[Element data from apps and pages]
-------------------------

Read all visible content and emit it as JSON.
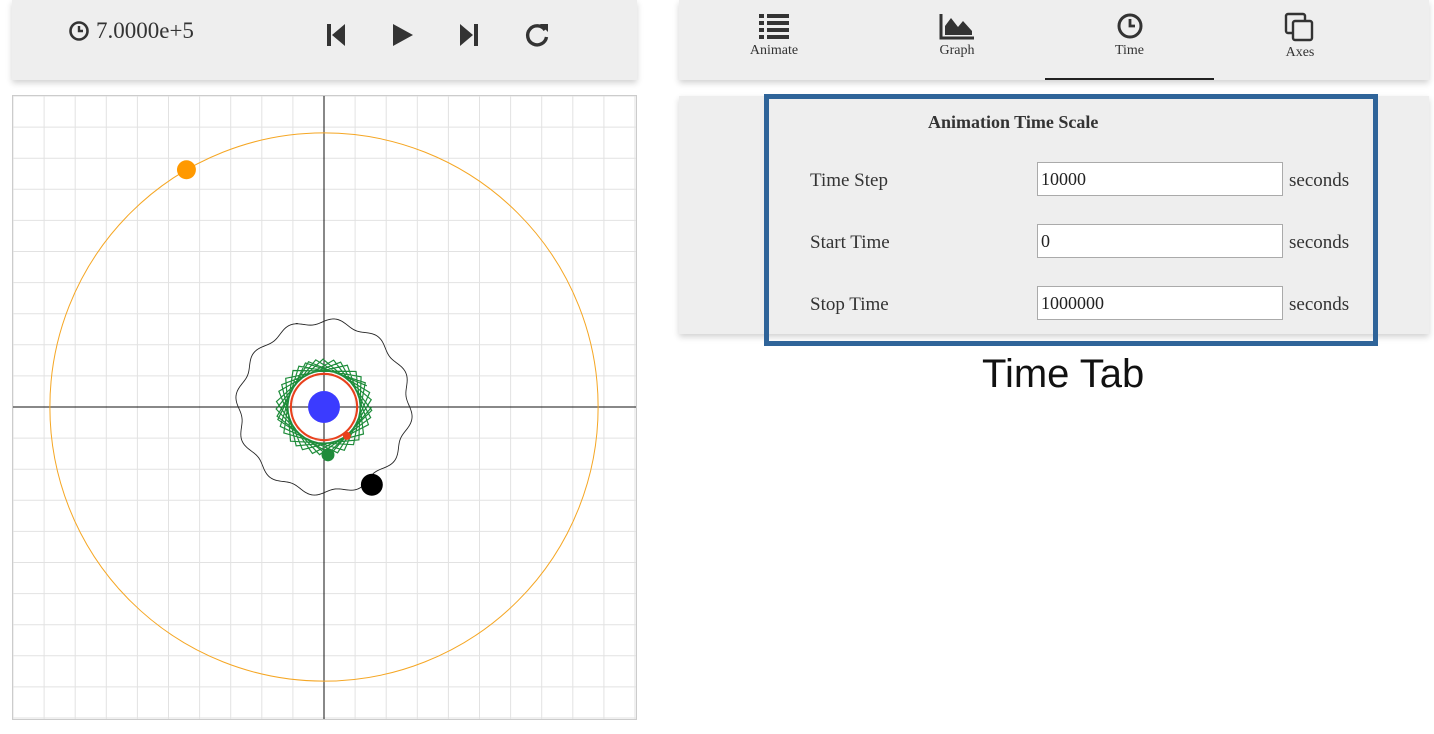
{
  "controls": {
    "time_icon": "clock-icon",
    "time_value": "7.0000e+5",
    "buttons": [
      "skip-start-icon",
      "play-icon",
      "skip-end-icon",
      "reload-icon"
    ]
  },
  "tabs": [
    {
      "label": "Animate",
      "icon": "list-icon"
    },
    {
      "label": "Graph",
      "icon": "area-chart-icon"
    },
    {
      "label": "Time",
      "icon": "clock-icon",
      "active": true
    },
    {
      "label": "Axes",
      "icon": "copy-icon"
    }
  ],
  "panel": {
    "title": "Animation Time Scale",
    "rows": [
      {
        "label": "Time Step",
        "value": "10000",
        "unit": "seconds"
      },
      {
        "label": "Start Time",
        "value": "0",
        "unit": "seconds"
      },
      {
        "label": "Stop Time",
        "value": "1000000",
        "unit": "seconds"
      }
    ]
  },
  "caption": "Time Tab",
  "colors": {
    "highlight": "#2f6499",
    "panel_bg": "#eeeeee",
    "outer_orbit": "#f5a623",
    "outer_body": "#ff9900",
    "inner_orbit": "#222222",
    "black_body": "#000000",
    "green": "#1e8c3a",
    "red": "#e8401c",
    "central_body": "#3b3bff",
    "grid": "#e0e0e0"
  }
}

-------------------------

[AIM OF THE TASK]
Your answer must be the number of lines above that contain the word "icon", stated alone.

[PROBLEM SOLUTION]
9